Diabetic children exhale higher levels of a chemical when their blood sugar is too high, U.S. researchers said on Monday, suggesting that a simple breath test could one day replace finger stick testing as a way to monitor diabetes.
Using a chemical analysis method devised for air pollution testing, researchers at the University of California, Irvine, found children with type 1 diabetes exhale much higher levels of methyl nitrates when their blood sugar is too high.
Type 1 diabetes is the most common form of diabetes in children. It occurs when the immune system goes haywire and starts attacking insulin-producing cells in the pancreas.
People with type 1 diabetes must monitor their blood sugar levels frequently using devices that pierce the skin to extract a small quantity of blood.
"It's invasive. It's painful and it can be expensive," said Dr. Pietro Galassetti, a diabetes researcher at University of California, Irvine. "What we are trying to do here is to come up with something completely noninvasive."
Galassetti said he believes it may be possible to develop a breath analysis test to monitor blood sugar.
He and colleagues tested the breath of 10 children with type 1 diabetes. They took air samples while blood sugar levels were high, and continued to take samples as blood sugar levels fell in response to insulin.
Chemists then examined these samples and found methyl nitrate was as much as 10 times higher than normal.
They cross-checked these gas readings with blood tests, which showed a correlation between high blood sugar and high levels of methyl nitrate.
"Not a silver bullet'
While a promising idea, Galassetti said more study is needed before the information is used to support a breath test.
"This is not a silver bullet," he said in a telephone interview. "The same correlation may not apply to all situations when the sugar is high."
The study was supported by the National Institutes of Health and the Juvenile Diabetes Foundation. It was published in the Proceedings of the National Academy of Sciences.

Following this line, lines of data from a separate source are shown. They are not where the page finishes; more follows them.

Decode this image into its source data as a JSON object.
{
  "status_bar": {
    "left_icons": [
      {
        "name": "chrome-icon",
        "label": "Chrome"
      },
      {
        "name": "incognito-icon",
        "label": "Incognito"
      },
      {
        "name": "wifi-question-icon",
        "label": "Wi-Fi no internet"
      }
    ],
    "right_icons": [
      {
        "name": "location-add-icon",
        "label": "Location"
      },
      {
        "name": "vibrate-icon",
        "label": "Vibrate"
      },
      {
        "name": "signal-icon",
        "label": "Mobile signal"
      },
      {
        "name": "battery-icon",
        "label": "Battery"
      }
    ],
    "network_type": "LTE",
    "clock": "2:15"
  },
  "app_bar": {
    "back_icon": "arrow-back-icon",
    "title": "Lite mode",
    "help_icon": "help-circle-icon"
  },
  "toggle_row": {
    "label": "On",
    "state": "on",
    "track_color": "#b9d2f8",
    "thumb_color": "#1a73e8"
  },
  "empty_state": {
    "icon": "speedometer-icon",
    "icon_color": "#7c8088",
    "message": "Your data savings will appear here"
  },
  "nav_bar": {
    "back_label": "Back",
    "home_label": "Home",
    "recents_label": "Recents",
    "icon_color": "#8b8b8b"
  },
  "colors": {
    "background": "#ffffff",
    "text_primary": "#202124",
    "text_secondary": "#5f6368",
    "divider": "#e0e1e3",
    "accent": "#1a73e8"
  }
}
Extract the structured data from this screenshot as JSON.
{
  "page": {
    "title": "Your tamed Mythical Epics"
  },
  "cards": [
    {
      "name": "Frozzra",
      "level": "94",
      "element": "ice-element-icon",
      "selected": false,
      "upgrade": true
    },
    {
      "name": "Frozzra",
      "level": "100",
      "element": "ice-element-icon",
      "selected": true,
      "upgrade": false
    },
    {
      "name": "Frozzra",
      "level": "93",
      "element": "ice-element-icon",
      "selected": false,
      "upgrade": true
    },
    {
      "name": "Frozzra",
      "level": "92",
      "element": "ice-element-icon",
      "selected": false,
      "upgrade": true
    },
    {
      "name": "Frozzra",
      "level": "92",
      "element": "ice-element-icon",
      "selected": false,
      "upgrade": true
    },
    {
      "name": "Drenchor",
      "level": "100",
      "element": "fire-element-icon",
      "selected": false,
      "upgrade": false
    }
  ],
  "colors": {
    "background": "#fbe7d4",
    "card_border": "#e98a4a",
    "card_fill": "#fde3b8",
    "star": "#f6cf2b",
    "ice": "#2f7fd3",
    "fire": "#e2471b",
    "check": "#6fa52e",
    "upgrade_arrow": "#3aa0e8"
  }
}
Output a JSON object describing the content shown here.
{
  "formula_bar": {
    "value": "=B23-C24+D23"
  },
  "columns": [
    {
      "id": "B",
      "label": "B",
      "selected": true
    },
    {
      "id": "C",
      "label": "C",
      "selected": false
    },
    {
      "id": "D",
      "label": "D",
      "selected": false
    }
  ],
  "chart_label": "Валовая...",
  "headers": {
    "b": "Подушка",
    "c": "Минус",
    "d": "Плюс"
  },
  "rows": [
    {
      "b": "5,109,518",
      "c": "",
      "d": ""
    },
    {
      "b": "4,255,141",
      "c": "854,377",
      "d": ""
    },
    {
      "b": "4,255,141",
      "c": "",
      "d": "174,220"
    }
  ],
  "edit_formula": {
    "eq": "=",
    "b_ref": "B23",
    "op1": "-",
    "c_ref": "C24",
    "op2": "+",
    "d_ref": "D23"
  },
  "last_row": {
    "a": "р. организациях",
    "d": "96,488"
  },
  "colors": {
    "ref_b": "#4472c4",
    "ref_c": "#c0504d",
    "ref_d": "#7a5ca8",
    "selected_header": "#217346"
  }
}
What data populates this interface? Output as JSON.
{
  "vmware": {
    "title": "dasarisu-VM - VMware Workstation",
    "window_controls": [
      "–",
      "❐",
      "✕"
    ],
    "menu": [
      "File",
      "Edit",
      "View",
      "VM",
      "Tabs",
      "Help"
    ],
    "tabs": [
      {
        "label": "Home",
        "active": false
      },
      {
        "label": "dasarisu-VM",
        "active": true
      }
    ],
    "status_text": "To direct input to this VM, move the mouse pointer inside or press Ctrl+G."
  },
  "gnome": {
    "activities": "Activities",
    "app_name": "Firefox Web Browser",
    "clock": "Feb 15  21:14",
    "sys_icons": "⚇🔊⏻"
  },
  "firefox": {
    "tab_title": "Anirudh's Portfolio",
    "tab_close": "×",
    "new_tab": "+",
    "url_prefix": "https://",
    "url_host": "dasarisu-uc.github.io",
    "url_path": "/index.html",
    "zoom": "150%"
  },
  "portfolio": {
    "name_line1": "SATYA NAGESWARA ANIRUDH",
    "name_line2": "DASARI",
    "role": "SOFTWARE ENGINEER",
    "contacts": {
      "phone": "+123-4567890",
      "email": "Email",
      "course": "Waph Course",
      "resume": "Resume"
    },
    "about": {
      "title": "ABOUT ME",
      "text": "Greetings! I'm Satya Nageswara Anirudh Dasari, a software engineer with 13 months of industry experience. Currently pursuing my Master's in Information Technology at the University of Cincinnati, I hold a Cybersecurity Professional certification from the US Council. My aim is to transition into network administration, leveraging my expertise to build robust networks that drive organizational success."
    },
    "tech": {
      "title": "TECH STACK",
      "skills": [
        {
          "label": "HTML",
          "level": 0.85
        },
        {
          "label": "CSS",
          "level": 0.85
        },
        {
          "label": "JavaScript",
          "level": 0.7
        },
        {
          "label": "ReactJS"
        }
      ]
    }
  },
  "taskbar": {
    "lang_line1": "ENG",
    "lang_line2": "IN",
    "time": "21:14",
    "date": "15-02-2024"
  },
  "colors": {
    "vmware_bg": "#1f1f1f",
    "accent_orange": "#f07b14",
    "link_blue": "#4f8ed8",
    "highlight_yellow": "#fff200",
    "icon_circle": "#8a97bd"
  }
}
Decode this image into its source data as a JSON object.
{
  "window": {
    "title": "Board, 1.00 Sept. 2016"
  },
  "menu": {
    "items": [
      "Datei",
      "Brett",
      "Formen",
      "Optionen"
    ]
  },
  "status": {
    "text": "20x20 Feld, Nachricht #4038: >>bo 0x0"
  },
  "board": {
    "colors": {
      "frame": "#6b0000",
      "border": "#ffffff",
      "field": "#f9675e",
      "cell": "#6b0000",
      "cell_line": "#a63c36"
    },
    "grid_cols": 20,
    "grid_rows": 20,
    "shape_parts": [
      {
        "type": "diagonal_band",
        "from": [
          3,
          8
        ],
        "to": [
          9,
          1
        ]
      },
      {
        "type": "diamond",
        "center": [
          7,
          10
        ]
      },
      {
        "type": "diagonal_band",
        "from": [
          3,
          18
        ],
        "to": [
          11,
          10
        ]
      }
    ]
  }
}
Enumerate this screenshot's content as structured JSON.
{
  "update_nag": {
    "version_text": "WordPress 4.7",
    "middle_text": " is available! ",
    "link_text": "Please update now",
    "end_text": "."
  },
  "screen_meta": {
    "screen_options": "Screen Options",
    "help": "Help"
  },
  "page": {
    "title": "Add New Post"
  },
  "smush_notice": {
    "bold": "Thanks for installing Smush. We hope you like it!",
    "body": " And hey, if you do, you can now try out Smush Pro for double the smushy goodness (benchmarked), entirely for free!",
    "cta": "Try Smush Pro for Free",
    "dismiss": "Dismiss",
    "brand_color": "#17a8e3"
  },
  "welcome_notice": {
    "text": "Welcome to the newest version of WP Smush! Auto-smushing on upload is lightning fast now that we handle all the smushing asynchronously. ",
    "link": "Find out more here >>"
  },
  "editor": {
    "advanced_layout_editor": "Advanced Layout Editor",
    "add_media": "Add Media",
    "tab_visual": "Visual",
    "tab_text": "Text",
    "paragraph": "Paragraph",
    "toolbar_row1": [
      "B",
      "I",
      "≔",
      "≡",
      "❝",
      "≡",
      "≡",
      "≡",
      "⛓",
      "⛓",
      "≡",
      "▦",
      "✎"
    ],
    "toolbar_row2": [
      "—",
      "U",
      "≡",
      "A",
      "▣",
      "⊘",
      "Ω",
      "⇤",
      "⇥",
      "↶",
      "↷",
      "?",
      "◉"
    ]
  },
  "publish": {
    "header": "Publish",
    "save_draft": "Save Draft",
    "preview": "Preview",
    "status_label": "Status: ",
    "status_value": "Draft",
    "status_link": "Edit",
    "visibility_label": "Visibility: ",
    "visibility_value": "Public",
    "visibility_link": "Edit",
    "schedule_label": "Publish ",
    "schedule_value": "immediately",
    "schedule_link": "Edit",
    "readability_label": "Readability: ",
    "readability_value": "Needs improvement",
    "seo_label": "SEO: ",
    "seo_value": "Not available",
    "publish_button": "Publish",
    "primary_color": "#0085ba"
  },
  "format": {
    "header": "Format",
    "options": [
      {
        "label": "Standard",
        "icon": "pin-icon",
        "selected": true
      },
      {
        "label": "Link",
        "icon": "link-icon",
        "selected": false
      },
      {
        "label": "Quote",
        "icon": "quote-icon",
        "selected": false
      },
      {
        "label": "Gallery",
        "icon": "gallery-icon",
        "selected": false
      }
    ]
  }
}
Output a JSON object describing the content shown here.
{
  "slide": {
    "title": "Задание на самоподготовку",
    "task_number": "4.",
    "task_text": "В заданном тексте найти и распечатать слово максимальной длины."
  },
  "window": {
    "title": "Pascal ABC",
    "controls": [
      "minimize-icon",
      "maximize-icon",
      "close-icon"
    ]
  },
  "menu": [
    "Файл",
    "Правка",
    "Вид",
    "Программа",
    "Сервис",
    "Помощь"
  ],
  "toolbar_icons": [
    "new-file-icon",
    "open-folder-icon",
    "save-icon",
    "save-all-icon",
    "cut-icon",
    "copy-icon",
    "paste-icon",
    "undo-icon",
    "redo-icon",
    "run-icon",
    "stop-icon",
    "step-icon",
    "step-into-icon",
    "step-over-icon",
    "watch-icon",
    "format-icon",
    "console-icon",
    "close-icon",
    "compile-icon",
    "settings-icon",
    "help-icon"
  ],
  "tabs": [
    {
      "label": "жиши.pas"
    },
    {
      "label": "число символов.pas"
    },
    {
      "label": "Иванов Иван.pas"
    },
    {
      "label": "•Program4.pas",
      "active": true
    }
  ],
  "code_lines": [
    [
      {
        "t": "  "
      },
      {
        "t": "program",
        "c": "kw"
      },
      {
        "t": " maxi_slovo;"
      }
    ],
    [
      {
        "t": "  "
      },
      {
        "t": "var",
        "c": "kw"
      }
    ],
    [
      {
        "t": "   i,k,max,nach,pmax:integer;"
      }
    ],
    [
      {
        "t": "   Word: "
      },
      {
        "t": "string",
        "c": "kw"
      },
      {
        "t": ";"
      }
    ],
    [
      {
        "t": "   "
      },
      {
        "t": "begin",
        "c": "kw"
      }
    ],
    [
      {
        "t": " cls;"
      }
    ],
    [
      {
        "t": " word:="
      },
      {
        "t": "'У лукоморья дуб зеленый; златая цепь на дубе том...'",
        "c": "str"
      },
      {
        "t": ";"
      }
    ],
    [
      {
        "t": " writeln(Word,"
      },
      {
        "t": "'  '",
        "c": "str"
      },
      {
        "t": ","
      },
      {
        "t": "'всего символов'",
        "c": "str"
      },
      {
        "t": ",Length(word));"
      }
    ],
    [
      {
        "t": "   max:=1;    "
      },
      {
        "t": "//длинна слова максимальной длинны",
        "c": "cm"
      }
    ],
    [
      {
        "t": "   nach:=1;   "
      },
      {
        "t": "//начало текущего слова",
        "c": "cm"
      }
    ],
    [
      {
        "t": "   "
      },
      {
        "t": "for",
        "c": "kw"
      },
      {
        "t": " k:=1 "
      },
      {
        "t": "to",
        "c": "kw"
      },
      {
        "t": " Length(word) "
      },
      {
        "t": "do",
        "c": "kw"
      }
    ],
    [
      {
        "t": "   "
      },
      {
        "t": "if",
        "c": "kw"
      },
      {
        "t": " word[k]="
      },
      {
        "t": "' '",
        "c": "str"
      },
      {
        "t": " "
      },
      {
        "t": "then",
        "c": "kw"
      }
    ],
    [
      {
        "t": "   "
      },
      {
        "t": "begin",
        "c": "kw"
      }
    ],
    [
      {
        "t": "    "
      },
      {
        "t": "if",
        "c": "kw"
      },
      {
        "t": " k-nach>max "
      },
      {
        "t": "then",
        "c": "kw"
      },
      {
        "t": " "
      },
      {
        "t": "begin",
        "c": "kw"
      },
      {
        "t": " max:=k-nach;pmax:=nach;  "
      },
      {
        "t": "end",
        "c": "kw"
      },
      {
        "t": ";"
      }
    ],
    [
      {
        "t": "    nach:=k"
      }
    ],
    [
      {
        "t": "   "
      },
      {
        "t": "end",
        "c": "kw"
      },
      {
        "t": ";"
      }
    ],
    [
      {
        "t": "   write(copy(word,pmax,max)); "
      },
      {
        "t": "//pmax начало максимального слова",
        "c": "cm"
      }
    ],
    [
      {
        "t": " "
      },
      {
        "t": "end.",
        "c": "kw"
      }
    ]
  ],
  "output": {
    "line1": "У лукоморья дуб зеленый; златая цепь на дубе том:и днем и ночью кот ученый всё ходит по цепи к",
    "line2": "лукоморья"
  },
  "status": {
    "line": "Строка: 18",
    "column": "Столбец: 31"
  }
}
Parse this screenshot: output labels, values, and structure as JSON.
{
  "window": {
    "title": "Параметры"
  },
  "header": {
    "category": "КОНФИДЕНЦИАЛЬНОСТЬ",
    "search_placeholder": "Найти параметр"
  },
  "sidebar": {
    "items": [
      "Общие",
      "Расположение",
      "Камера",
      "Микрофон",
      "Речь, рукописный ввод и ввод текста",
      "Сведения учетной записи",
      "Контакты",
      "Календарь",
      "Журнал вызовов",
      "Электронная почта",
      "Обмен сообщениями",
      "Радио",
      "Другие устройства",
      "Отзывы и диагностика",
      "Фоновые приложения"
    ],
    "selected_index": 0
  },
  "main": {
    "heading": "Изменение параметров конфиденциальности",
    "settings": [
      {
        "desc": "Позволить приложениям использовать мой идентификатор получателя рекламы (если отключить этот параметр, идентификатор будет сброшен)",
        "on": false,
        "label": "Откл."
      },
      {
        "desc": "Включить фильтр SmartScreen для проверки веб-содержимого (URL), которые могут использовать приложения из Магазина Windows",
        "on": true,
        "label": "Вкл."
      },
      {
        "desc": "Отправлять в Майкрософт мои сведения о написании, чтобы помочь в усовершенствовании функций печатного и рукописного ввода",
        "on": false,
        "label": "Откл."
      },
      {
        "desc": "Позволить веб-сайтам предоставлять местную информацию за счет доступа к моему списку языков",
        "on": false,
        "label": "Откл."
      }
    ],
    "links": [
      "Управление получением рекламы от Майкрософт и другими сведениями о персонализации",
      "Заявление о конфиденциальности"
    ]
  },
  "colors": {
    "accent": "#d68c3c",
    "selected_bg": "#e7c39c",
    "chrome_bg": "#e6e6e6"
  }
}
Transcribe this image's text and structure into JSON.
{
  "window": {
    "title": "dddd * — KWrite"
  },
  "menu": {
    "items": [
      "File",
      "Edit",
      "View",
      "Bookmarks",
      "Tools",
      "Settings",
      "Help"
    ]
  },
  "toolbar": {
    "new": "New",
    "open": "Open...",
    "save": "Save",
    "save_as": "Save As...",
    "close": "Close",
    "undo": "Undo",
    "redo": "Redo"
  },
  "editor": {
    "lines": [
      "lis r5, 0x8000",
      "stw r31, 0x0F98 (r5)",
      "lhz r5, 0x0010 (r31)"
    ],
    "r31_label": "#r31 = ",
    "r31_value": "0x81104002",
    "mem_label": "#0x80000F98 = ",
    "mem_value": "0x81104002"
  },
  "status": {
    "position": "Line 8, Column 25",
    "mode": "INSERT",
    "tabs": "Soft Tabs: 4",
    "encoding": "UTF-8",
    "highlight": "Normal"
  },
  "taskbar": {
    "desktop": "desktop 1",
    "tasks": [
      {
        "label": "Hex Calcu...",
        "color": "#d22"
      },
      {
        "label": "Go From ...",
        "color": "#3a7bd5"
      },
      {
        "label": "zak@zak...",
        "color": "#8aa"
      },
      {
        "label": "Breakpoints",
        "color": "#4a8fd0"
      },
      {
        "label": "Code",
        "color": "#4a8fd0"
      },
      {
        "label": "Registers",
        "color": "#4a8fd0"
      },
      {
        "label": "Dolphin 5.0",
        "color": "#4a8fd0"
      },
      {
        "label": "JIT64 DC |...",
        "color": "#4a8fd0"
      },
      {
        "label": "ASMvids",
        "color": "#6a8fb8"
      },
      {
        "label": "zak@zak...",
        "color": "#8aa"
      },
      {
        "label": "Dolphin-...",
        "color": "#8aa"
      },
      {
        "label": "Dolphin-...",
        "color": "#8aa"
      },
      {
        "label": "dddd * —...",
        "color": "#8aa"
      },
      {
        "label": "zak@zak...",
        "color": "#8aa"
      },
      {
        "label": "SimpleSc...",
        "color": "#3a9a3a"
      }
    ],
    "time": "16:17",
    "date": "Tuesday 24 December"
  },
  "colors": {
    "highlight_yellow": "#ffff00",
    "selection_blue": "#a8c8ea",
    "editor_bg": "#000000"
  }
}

At least 194 million people worldwide have diabetes, and the World Health Organization expects that number to rise to more than 300 million by 2025. Most of these people have type 2 diabetes, which is linked to a poor diet and lack of exercise.
If blood sugar levels are too high, people with type 1 diabetes must inject insulin to bring them down these damaging glucose levels.